Today O’Keeffe’s fame extends well beyond the art world, and she is fast becoming a legendary figure. The simplicity of the way she dresses, lives, eats, and paints made it all the more likely that she would be canonized by the Sixties as a patron saint of the “counter-culture.” Didn’t she grow her own food and live in an adobe house surrounded by the mystical American Indians? Hadn’t she somehow reconciled art and nature? That she was a woman as well, who had survived all “the men,” made it just as likely that once feminists began looking for heroines Georgia O’Keeffe would become the woman artist they most admired, to the extent that one of them painted her as Christ in a feminist parody of The Last Supper, in which women artists occupy the places of the Apostles.

Despite the feminists’ adulation, O’Keeffe has had little to say about the idea that her images are feminine ones. (In a recent exhibition of paintings by women at the Los Angeles County Museum, she deliberately showed only abstractions.) Her flowers, seized on by some feminists as symbols of female sexuality, have a long history in Oriental art, and they are among the major subjects of nineteenth-century American painting. Indeed, O’Keeffe’s irises, poppies, and lilies can be seen as abstracted versions of the close-ups of magnolias and orchids that evoked the generative power of nature for the nineteenth-century Luminist painter Martin Johnson Heade.

O’Keeffe keeps a letter from Dr. Barnes in which he mocks the simple-minded sexual interpretations made by critics of her paintings, claiming that if he were Stieglitz, he would feel compelled to defend his wife’s honor. One suspects that both O’Keeffe’s early detractors as well as her recent feminist admirers are ignorant of a long art historical tradition. Mondrian, Van Gogh, Redon, and others all painted flowers as peculiarly charged symbols of vitality without being analyzed for the sexual implications of their paintings. It is as if a rose is a rose if a man paints it, but it must be something else in a painting by a woman. One also suspects that if O’Keeffe’s curving and undulating forms suggest analogies between the human body and landscape, these analogies are better explained by her sense of the unity of nature and the correspondences between all natural forms than they are by Freudian or surrealist symbolism.

When O’Keeffe turned her back on New York to make her home in a primitive Indian village in New Mexico, she fulfilled an American fantasy, going to live in what remained of the original natural paradise. In that vast uninhabited desert whose majestic cliffs and bleached bones precede historical consciousness and where man has not set foot, the light is mysteriously clear and pure. O’Keeffe has chosen to live in the perfect setting for painting what she conceives of as her transcendental vision.
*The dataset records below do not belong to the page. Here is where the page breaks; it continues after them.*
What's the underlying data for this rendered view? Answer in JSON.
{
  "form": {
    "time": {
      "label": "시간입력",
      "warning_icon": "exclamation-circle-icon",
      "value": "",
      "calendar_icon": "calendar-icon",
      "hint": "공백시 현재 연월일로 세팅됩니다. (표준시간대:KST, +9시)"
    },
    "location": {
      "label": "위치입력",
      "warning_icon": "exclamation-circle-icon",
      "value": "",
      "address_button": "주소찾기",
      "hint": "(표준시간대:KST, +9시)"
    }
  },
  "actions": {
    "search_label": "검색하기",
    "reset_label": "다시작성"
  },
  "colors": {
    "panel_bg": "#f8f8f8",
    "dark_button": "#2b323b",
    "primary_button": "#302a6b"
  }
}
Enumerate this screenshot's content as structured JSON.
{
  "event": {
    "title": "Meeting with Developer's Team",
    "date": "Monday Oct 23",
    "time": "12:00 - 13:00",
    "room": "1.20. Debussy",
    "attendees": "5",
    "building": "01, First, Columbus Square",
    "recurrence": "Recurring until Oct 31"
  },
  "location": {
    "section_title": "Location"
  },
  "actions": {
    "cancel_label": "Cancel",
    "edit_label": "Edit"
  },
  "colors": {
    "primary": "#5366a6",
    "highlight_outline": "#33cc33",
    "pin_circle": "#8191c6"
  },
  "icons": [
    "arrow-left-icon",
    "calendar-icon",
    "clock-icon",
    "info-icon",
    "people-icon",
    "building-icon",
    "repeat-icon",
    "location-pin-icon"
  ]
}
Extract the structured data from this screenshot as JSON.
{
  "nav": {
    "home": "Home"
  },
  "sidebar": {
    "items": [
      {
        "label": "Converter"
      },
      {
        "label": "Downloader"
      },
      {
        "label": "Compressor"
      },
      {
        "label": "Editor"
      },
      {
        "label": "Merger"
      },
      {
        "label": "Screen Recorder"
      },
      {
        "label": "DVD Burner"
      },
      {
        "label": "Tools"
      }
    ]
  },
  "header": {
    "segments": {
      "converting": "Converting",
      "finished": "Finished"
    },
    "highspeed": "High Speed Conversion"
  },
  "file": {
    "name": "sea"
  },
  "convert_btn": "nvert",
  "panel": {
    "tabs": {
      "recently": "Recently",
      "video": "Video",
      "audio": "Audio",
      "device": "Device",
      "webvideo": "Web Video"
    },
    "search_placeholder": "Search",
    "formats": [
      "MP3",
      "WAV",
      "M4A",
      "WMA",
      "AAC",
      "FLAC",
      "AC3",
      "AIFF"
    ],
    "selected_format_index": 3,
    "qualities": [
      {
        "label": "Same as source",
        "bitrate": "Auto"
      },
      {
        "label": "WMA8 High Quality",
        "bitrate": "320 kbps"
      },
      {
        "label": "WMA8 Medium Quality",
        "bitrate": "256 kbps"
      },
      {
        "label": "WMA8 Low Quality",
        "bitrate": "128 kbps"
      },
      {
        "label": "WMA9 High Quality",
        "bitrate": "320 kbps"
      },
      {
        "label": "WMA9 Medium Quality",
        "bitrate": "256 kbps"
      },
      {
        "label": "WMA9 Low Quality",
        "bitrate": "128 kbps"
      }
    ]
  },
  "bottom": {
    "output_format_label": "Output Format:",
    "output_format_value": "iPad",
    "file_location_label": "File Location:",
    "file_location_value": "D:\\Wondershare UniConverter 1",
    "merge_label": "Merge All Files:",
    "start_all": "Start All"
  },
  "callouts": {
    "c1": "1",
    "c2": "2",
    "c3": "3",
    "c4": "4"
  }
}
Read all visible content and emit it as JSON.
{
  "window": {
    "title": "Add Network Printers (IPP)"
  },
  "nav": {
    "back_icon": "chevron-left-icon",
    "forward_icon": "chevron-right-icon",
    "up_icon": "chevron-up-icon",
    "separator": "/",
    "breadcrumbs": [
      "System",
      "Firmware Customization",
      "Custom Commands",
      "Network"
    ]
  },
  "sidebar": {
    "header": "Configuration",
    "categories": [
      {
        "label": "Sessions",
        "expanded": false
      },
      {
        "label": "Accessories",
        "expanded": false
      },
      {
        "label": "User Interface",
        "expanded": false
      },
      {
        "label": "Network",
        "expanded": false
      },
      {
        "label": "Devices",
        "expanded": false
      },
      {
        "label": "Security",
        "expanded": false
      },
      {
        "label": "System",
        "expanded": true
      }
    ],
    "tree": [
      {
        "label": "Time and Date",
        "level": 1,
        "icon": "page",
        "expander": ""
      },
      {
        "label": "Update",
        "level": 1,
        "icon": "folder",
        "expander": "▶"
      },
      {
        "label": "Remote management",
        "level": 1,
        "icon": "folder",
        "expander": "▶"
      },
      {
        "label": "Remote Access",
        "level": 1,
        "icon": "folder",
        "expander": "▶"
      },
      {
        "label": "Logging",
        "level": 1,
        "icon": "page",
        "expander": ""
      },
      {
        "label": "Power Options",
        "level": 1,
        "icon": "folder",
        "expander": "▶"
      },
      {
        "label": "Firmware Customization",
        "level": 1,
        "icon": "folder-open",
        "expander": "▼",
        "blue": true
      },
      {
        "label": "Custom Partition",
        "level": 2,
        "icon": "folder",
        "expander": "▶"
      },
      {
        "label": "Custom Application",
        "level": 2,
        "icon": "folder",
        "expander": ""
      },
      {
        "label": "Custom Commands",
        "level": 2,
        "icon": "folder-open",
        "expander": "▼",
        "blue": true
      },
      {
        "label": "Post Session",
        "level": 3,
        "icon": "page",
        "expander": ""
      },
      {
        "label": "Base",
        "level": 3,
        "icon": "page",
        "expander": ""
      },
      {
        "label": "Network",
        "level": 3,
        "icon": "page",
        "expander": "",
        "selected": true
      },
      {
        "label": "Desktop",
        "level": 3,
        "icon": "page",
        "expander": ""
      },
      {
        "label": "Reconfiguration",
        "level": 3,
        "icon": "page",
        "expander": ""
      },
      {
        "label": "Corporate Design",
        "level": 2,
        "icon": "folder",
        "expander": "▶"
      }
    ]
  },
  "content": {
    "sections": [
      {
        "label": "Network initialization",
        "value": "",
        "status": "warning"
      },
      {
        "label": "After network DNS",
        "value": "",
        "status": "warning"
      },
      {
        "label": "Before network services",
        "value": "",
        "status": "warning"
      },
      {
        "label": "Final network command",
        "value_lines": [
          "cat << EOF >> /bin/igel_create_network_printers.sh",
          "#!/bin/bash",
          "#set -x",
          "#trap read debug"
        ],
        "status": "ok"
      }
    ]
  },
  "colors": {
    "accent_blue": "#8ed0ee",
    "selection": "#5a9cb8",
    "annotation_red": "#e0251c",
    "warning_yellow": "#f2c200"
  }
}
As O’Keeffe became more and more taken up and admired in the 1960s, the press and television began to feature her as a kind of rattlesnake-killing cowgirl in sombrero and boots; she became the female counterpart to the “macho” cowboy image of Jackson Pollock, and the reality of her art began to be over-shadowed by her personal myth. Before Christmas, the lavish first edition of Georgia O’Keeffe was selling better than the latest book on Andrew Wyeth, not withstanding the fuss over the huge Wyeth exhibition at the Metropolitan. No doubt this interest in O’Keeffe is more of an indication that she has arrived as an artistic superstar than of any serious resurgence of interest in the ideas that inspired her. But it is with her affinities for transcendentalist thought and Far Eastern art that a serious consideration of her work must begin.

This Issue

March 31, 1977